Mile 3: Running briefly through downtown Elmhurst, Erin spotted me as she ran the other direction and yelled "Go Pete!". I waved at her then descended and ascended the underpass for the last time. I started picking off runners as I was feeling good and ready for the final mile kick. 5:57/mile.

Mile 4: The good feeling I had was gradually turning to pain as my lungs were hitting their max capacity. Soon enough, we turned a corner and the dreaded quarter mile uphill to the finish was in front of me. I knew I had run some decent splits up until that point, but I realized I would need a tremendous surge to ensure I got my sub 24:00. I let my legs fly and and with the incline pushing back at me - made my way sprinting up the hill. I seemed to be faring well as I was passing several runners. The course became a blur of running store singlets and the finish line ahead.  I could see the finish line clock in the distance and it was counting up and at 23:30. 5:45/mile.

Mile 4.07: I poured everything I had into the last stretch. Cresting the hill there was a last 100 yard flat out sprint to the finish line which I crossed right as the race clock hit 24:00. 4:43/mile.

Official Finish Time: 23:57
Official Pace: 5:59/mile
Garmin Pace: 5:53/mile

Place Overall: 80th out of 925
Place Age Group: 5th out of 46

Since I didn't cross the start line until three seconds after the race started, my chip time was three seconds faster than the gun time.

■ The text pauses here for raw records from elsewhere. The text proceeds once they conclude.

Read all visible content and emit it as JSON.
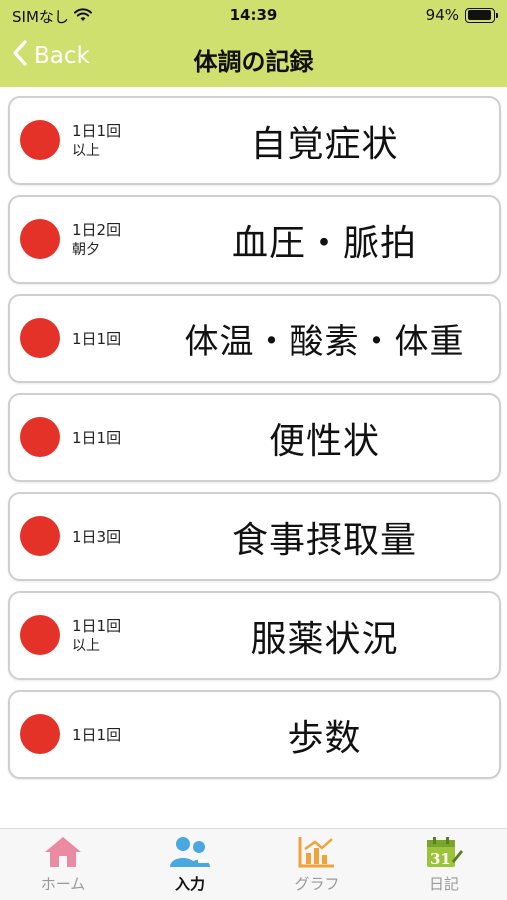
{
  "status_bar": {
    "carrier": "SIMなし",
    "time": "14:39",
    "battery": "94%",
    "battery_level": 0.94
  },
  "nav": {
    "back_label": "Back",
    "title": "体調の記録"
  },
  "items": [
    {
      "freq": "1日1回",
      "note": "以上",
      "label": "自覚症状"
    },
    {
      "freq": "1日2回",
      "note": "朝夕",
      "label": "血圧・脈拍"
    },
    {
      "freq": "1日1回",
      "note": "",
      "label": "体温・酸素・体重"
    },
    {
      "freq": "1日1回",
      "note": "",
      "label": "便性状"
    },
    {
      "freq": "1日3回",
      "note": "",
      "label": "食事摂取量"
    },
    {
      "freq": "1日1回",
      "note": "以上",
      "label": "服薬状況"
    },
    {
      "freq": "1日1回",
      "note": "",
      "label": "歩数"
    }
  ],
  "tabs": [
    {
      "label": "ホーム",
      "icon": "home-icon",
      "active": false
    },
    {
      "label": "入力",
      "icon": "users-icon",
      "active": true
    },
    {
      "label": "グラフ",
      "icon": "chart-icon",
      "active": false
    },
    {
      "label": "日記",
      "icon": "calendar-icon",
      "active": false
    }
  ],
  "colors": {
    "header": "#cfe06f",
    "status_dot": "#e53229",
    "home_icon": "#ea8aa3",
    "users_icon": "#4aa7e0",
    "chart_icon": "#f0a23b",
    "calendar_icon": "#9bc43b"
  }
}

So I broke 24:00 with all four miles under 6:00/mile pace. Mission accomplished! Also it was an instant PR since it was my first four miler.  As far as my running goes, I like that my first splits were pretty even. My desperate charge up the hill as I watched the clock tick to 24:00 as I finished will be a lasting memory from this race. Thanks to Erin for the pre-race warning so I could mentally prepare for the hill!

Hanging out post race with Erin and my free snow cone

Post Race:
I laid out on the grass after the race for a couple of minutes to catch my breath. Then I staggered over to the course again to watch Zoe, Erin and Zenaida finish. I chatted with Erin and Jason and we got free snow cones from a vendor. Then it was back to the city for the Fourth of July, even though the real fireworks for me had already happened in the suburbs. Nothing beats a fast race!

Next Up:
Rock 'n Roll Half Marathon in two weeks!